David Ruggles

david-ruggles-detail

  • 1810 – 1849
  • Northampton Association Member: Yes
  • Years of residence in Northampton: 1842-1849
  • Age in 1842: 32
  • Role in the Association: Public speaker
  • After the Association: Continued to support local underground railroad activity and ran his water-cure facility until his death in 1849.

David Ruggles was born in Norwich, Connecticut in 1810 to free black parents. He moved to New York City at the age of 17, and opened a grocery. He became involved with the free black and abolitionist communities in the city, and joined the movement in 1833. Like other activists, he recognized that the most powerful tool accessible to him was the press. He began by canvassing for subscribers to The Emancipator, and by 1834 was writing regularly for the paper.

These activities led Ruggles and other black activists to form the New York Committee of Vigilance. Ruggles was a major participant in the Underground Railroad; he claimed to help over 400 slaves to freedom in the 1830s. The Committee of Vigilance supported the Underground Railroad by protecting free blacks and escaped slaves from the large number of slave catchers and kidnappers in New York City. Ruggles found many blacks safe passage to more northern destinations, including Frederick Douglass. Douglass wrote in his autobiography, “I was relieved from it by the humane hand of Mr. David Ruggles, whose vigilance, kindness, and perseverance, I shall never forget. … I had been in New York but a few days, when Mr. Ruggles sought me out, and very kindly took me to his boarding-house at the corner of Church and Lespenard Streets.”

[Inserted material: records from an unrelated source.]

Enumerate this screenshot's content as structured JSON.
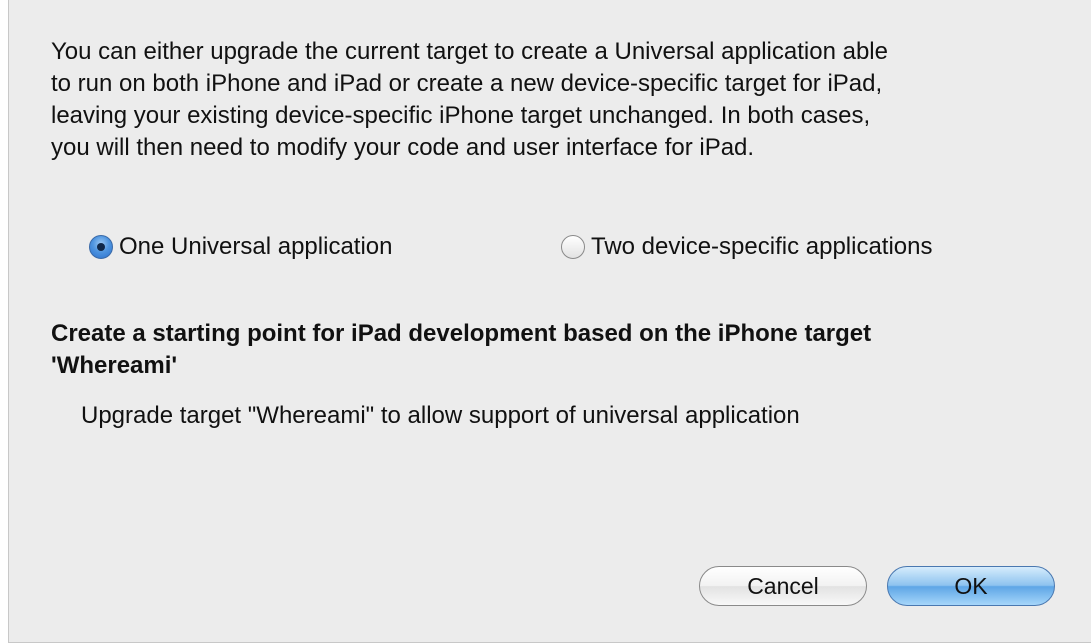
{
  "dialog": {
    "description": "You can either upgrade the current target to create a Universal application able\nto run on both iPhone and iPad or create a new device-specific target for iPad,\nleaving your existing device-specific iPhone target unchanged. In both cases,\nyou will then need to modify your code and user interface for iPad.",
    "options": [
      {
        "label": "One Universal application",
        "selected": true
      },
      {
        "label": "Two device-specific applications",
        "selected": false
      }
    ],
    "selected_heading": "Create a starting point for iPad development based on the iPhone target\n'Whereami'",
    "selected_detail": "Upgrade target \"Whereami\" to allow support of universal application",
    "buttons": {
      "cancel_label": "Cancel",
      "ok_label": "OK"
    }
  }
}
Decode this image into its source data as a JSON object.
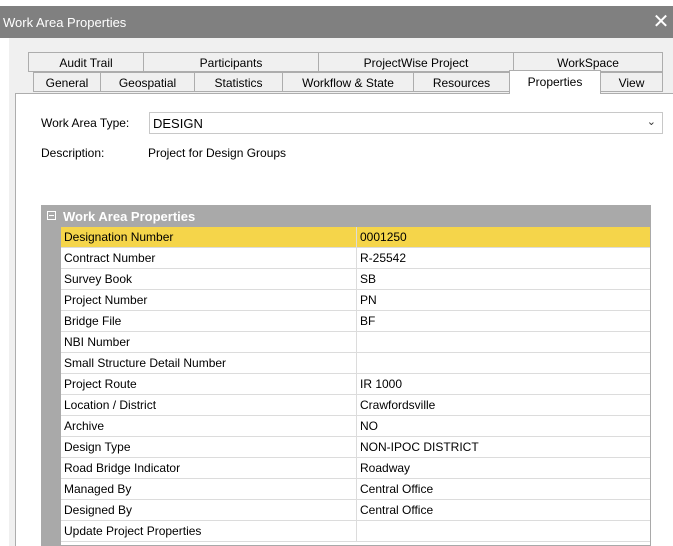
{
  "window": {
    "title": "Work Area Properties",
    "close_glyph": "✕"
  },
  "tabs": {
    "top": [
      "Audit Trail",
      "Participants",
      "ProjectWise Project",
      "WorkSpace"
    ],
    "bottom": [
      "General",
      "Geospatial",
      "Statistics",
      "Workflow & State",
      "Resources",
      "Properties",
      "View"
    ],
    "active": "Properties"
  },
  "form": {
    "type_label": "Work Area Type:",
    "type_value": "DESIGN",
    "description_label": "Description:",
    "description_value": "Project for Design Groups"
  },
  "grid": {
    "header": "Work Area Properties",
    "rows": [
      {
        "name": "Designation Number",
        "value": "0001250",
        "selected": true
      },
      {
        "name": "Contract Number",
        "value": "R-25542"
      },
      {
        "name": "Survey Book",
        "value": "SB"
      },
      {
        "name": "Project Number",
        "value": "PN"
      },
      {
        "name": "Bridge File",
        "value": "BF"
      },
      {
        "name": "NBI Number",
        "value": ""
      },
      {
        "name": "Small Structure Detail Number",
        "value": ""
      },
      {
        "name": "Project Route",
        "value": "IR 1000"
      },
      {
        "name": "Location / District",
        "value": "Crawfordsville"
      },
      {
        "name": "Archive",
        "value": "NO"
      },
      {
        "name": "Design Type",
        "value": "NON-IPOC DISTRICT"
      },
      {
        "name": "Road Bridge Indicator",
        "value": "Roadway"
      },
      {
        "name": "Managed By",
        "value": "Central Office"
      },
      {
        "name": "Designed By",
        "value": "Central Office"
      },
      {
        "name": "Update Project Properties",
        "value": ""
      }
    ]
  },
  "colors": {
    "titlebar": "#808080",
    "dialog_bg": "#f0f0f0",
    "grid_header": "#a9a9a9",
    "selected_row": "#f5d54a"
  }
}
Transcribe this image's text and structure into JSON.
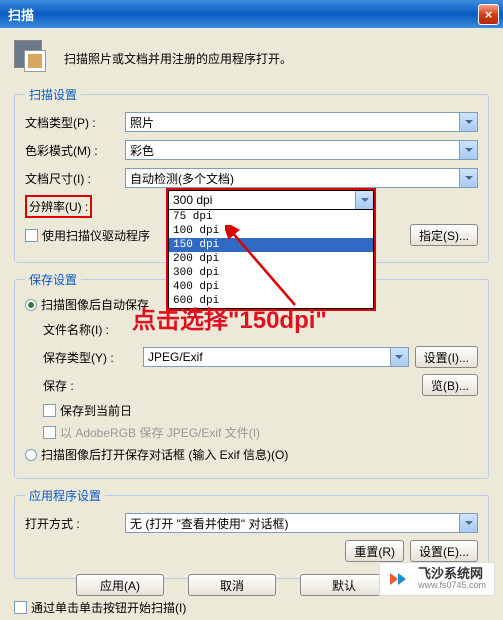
{
  "window": {
    "title": "扫描",
    "close": "×"
  },
  "header": {
    "text": "扫描照片或文档并用注册的应用程序打开。"
  },
  "scan_settings": {
    "legend": "扫描设置",
    "doc_type_label": "文档类型(P) :",
    "doc_type_value": "照片",
    "color_mode_label": "色彩模式(M) :",
    "color_mode_value": "彩色",
    "doc_size_label": "文档尺寸(I) :",
    "doc_size_value": "自动检测(多个文档)",
    "resolution_label": "分辨率(U) :",
    "resolution_value": "300 dpi",
    "use_driver_label": "使用扫描仪驱动程序",
    "specify_btn": "指定(S)..."
  },
  "dropdown": {
    "current": "300 dpi",
    "items": [
      "75 dpi",
      "100 dpi",
      "150 dpi",
      "200 dpi",
      "300 dpi",
      "400 dpi",
      "600 dpi"
    ],
    "selected_index": 2
  },
  "save_settings": {
    "legend": "保存设置",
    "auto_save_label": "扫描图像后自动保存",
    "file_name_label": "文件名称(I) :",
    "save_type_label": "保存类型(Y) :",
    "save_type_value": "JPEG/Exif",
    "set_btn": "设置(I)...",
    "save_to_label": "保存 :",
    "browse_btn": "  览(B)...",
    "save_today_label": "保存到当前日",
    "adobe_rgb_label": "以 AdobeRGB 保存 JPEG/Exif 文件(I)",
    "open_dialog_label": "扫描图像后打开保存对话框 (输入 Exif 信息)(O)"
  },
  "app_settings": {
    "legend": "应用程序设置",
    "open_with_label": "打开方式 :",
    "open_with_value": "无 (打开 \"查看并使用\" 对话框)",
    "reset_btn": "重置(R)",
    "set_btn": "设置(E)..."
  },
  "bottom": {
    "single_click_label": "通过单击单击按钮开始扫描(I)",
    "apply_btn": "应用(A)",
    "cancel_btn": "取消",
    "default_btn": "默认"
  },
  "annotation": {
    "text": "点击选择\"150dpi\""
  },
  "watermark": {
    "line1": "飞沙系统网",
    "line2": "www.fs0745.com"
  }
}
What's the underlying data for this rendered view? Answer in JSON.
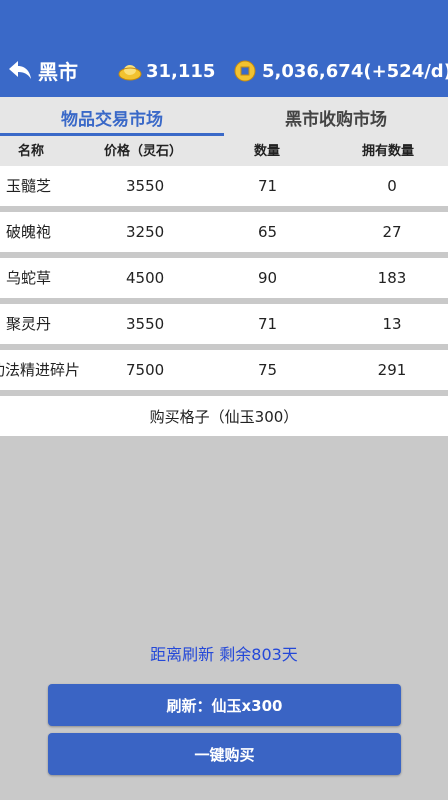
{
  "header": {
    "back_label": "黑市",
    "ingot_value": "31,115",
    "coin_value": "5,036,674(+524/d)"
  },
  "tabs": [
    {
      "label": "物品交易市场",
      "active": true
    },
    {
      "label": "黑市收购市场",
      "active": false
    }
  ],
  "columns": [
    "名称",
    "价格（灵石）",
    "数量",
    "拥有数量"
  ],
  "rows": [
    {
      "name": "玉髓芝",
      "price": "3550",
      "qty": "71",
      "own": "0"
    },
    {
      "name": "破魄袍",
      "price": "3250",
      "qty": "65",
      "own": "27"
    },
    {
      "name": "乌蛇草",
      "price": "4500",
      "qty": "90",
      "own": "183"
    },
    {
      "name": "聚灵丹",
      "price": "3550",
      "qty": "71",
      "own": "13"
    },
    {
      "name": "功法精进碎片",
      "price": "7500",
      "qty": "75",
      "own": "291"
    }
  ],
  "buy_slot_label": "购买格子（仙玉300）",
  "countdown_label": "距离刷新 剩余803天",
  "refresh_button_label": "刷新：仙玉x300",
  "buy_all_button_label": "一键购买",
  "colors": {
    "header_blue": "#3a69c8",
    "accent_blue": "#2448d8",
    "background_gray": "#c9c9c9"
  },
  "icons": {
    "back": "back-arrow-icon",
    "ingot": "gold-ingot-icon",
    "coin": "gold-coin-icon"
  }
}
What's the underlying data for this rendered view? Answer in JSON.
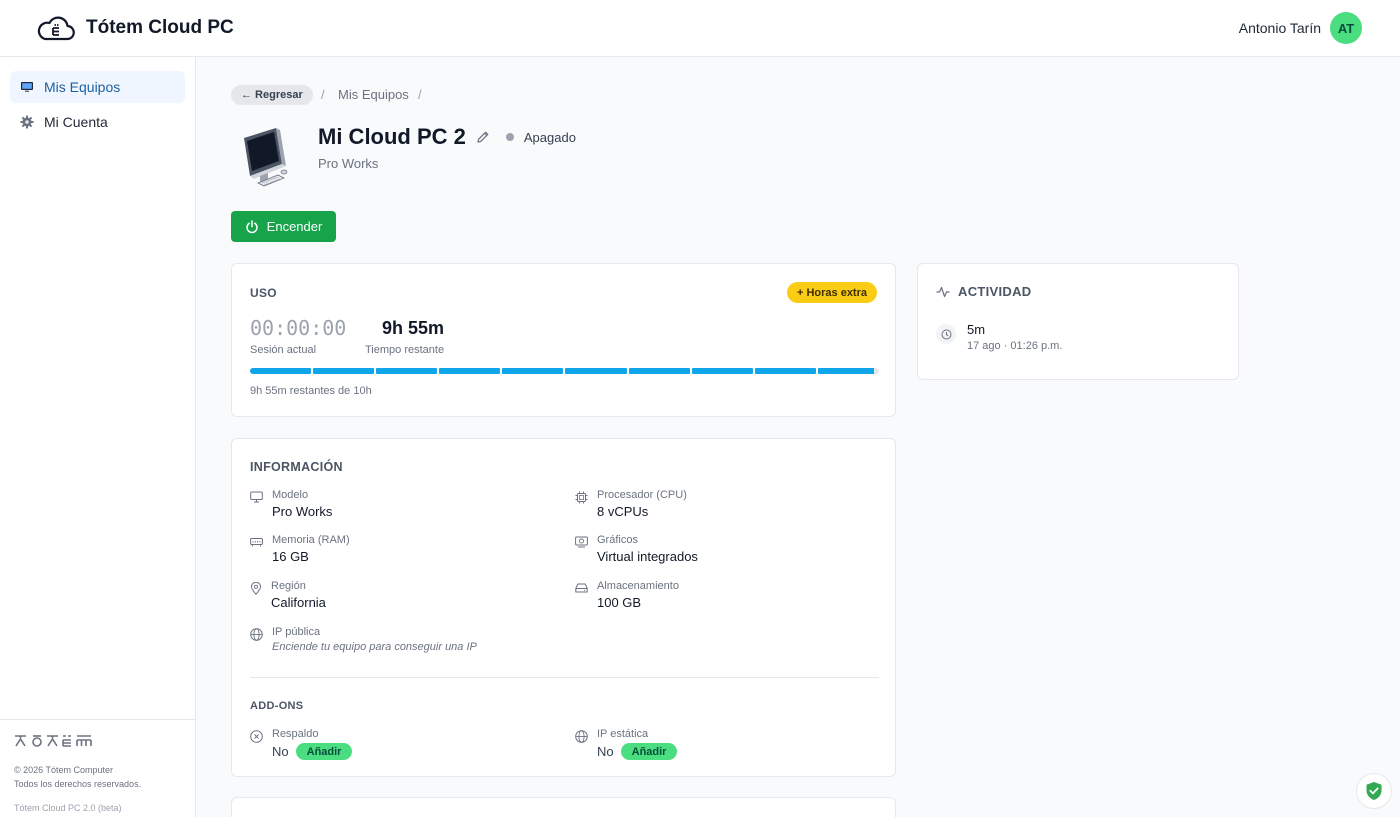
{
  "header": {
    "brand_title": "Tótem Cloud PC",
    "user_name": "Antonio Tarín",
    "avatar_initials": "AT"
  },
  "sidebar": {
    "items": [
      {
        "label": "Mis Equipos",
        "icon": "monitor-icon",
        "active": true
      },
      {
        "label": "Mi Cuenta",
        "icon": "gear-icon",
        "active": false
      }
    ],
    "footer": {
      "logo_text": "TOTEM",
      "copyright": "© 2026 Tótem Computer",
      "rights": "Todos los derechos reservados.",
      "version": "Tótem Cloud PC 2.0 (beta)"
    }
  },
  "breadcrumb": {
    "back_label": "← Regresar",
    "current": "Mis Equipos"
  },
  "device": {
    "name": "Mi Cloud PC 2",
    "status": "Apagado",
    "plan": "Pro Works",
    "power_label": "Encender"
  },
  "usage": {
    "title": "USO",
    "extra_hours_label": "+ Horas extra",
    "session_time": "00:00:00",
    "session_label": "Sesión actual",
    "remaining_time": "9h 55m",
    "remaining_label": "Tiempo restante",
    "remaining_fraction": 0.992,
    "note": "9h 55m restantes de 10h"
  },
  "activity": {
    "title": "ACTIVIDAD",
    "entries": [
      {
        "value": "5m",
        "time": "17 ago · 01:26 p.m."
      }
    ]
  },
  "info": {
    "title": "INFORMACIÓN",
    "specs": [
      {
        "label": "Modelo",
        "value": "Pro Works",
        "icon": "monitor-icon"
      },
      {
        "label": "Procesador (CPU)",
        "value": "8 vCPUs",
        "icon": "cpu-icon"
      },
      {
        "label": "Memoria (RAM)",
        "value": "16 GB",
        "icon": "memory-icon"
      },
      {
        "label": "Gráficos",
        "value": "Virtual integrados",
        "icon": "gpu-icon"
      },
      {
        "label": "Región",
        "value": "California",
        "icon": "location-icon"
      },
      {
        "label": "Almacenamiento",
        "value": "100 GB",
        "icon": "storage-icon"
      },
      {
        "label": "IP pública",
        "value": "Enciende tu equipo para conseguir una IP",
        "icon": "globe-icon"
      }
    ],
    "addons_title": "ADD-ONS",
    "addons": [
      {
        "label": "Respaldo",
        "value": "No",
        "button": "Añadir",
        "icon": "backup-icon"
      },
      {
        "label": "IP estática",
        "value": "No",
        "button": "Añadir",
        "icon": "globe-icon"
      }
    ]
  },
  "colors": {
    "accent_green": "#16a34a",
    "add_green": "#4ade80",
    "progress_blue": "#0ea5e9",
    "extra_yellow": "#facc15",
    "active_nav": "#1e5f9e"
  }
}
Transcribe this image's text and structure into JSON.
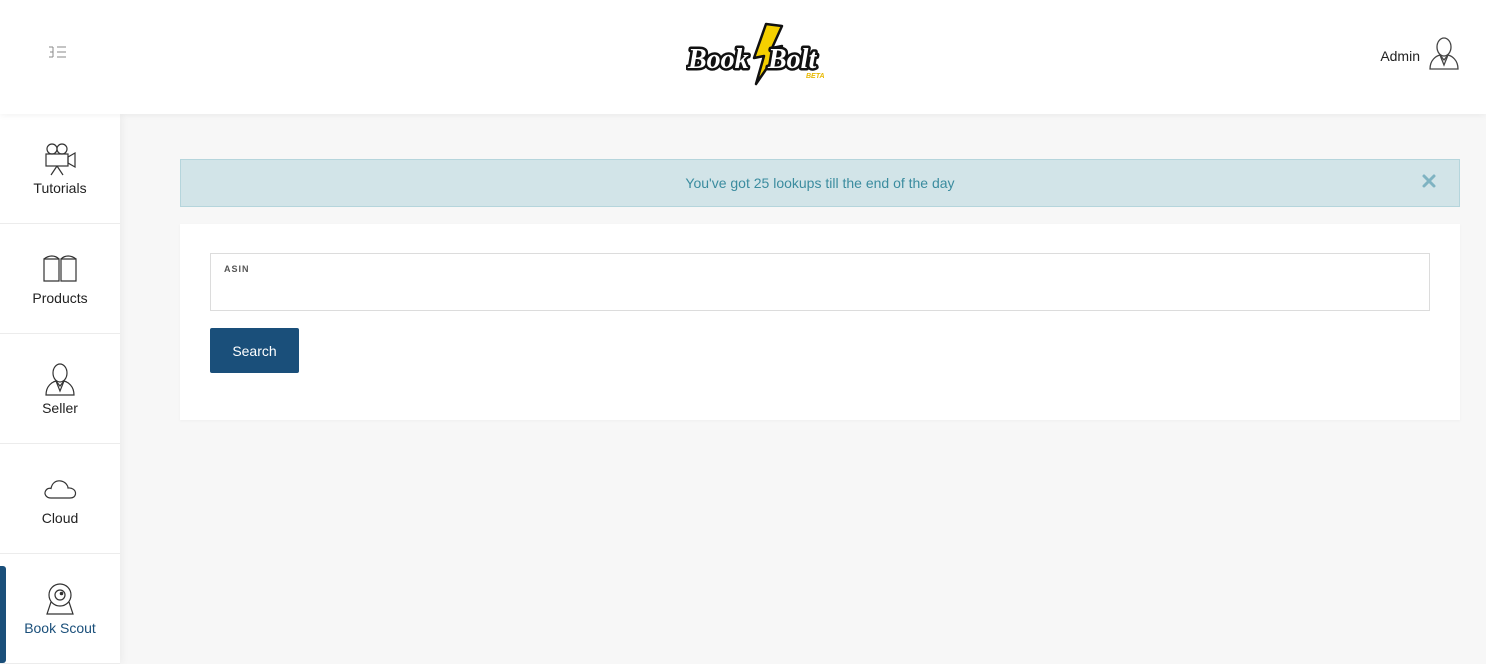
{
  "header": {
    "logo_text": "Book Bolt",
    "logo_badge": "BETA",
    "user_label": "Admin"
  },
  "sidebar": {
    "items": [
      {
        "label": "Tutorials",
        "icon": "video-camera-icon"
      },
      {
        "label": "Products",
        "icon": "book-icon"
      },
      {
        "label": "Seller",
        "icon": "user-icon"
      },
      {
        "label": "Cloud",
        "icon": "cloud-icon"
      },
      {
        "label": "Book Scout",
        "icon": "webcam-icon",
        "active": true
      }
    ]
  },
  "alert": {
    "message": "You've got 25 lookups till the end of the day"
  },
  "search": {
    "field_label": "ASIN",
    "value": "",
    "button_label": "Search"
  },
  "colors": {
    "accent": "#1a4f7a",
    "alert_bg": "#d2e4e8",
    "alert_text": "#3b8c9f",
    "logo_bolt": "#f5d000"
  }
}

As Ruggles kept up this frenetic pace of anti-slavery activity, he was losing his sight – by the age of 28, he was nearly blind. Friends in Massachusetts, David and Lydia Child, arranged for Ruggles to move north and live at the Northampton Association for Education and Industry. There, he began a successful water-cure facility in Northampton. Unfortunately, Ruggles’ hydropathic treatments were unable to cure his own ailments and he died in 1849.

“In His Own Words”
The Liberator, February 10, 1843

Links
David Ruggles, leader of the Underground Railroad and long-time Florence, Massachusetts resident.  Member of the Northampton Association.  This site is a wealth of information on Ruggles and on the Association.  http://davidrugglesinflorence.blogspot.com/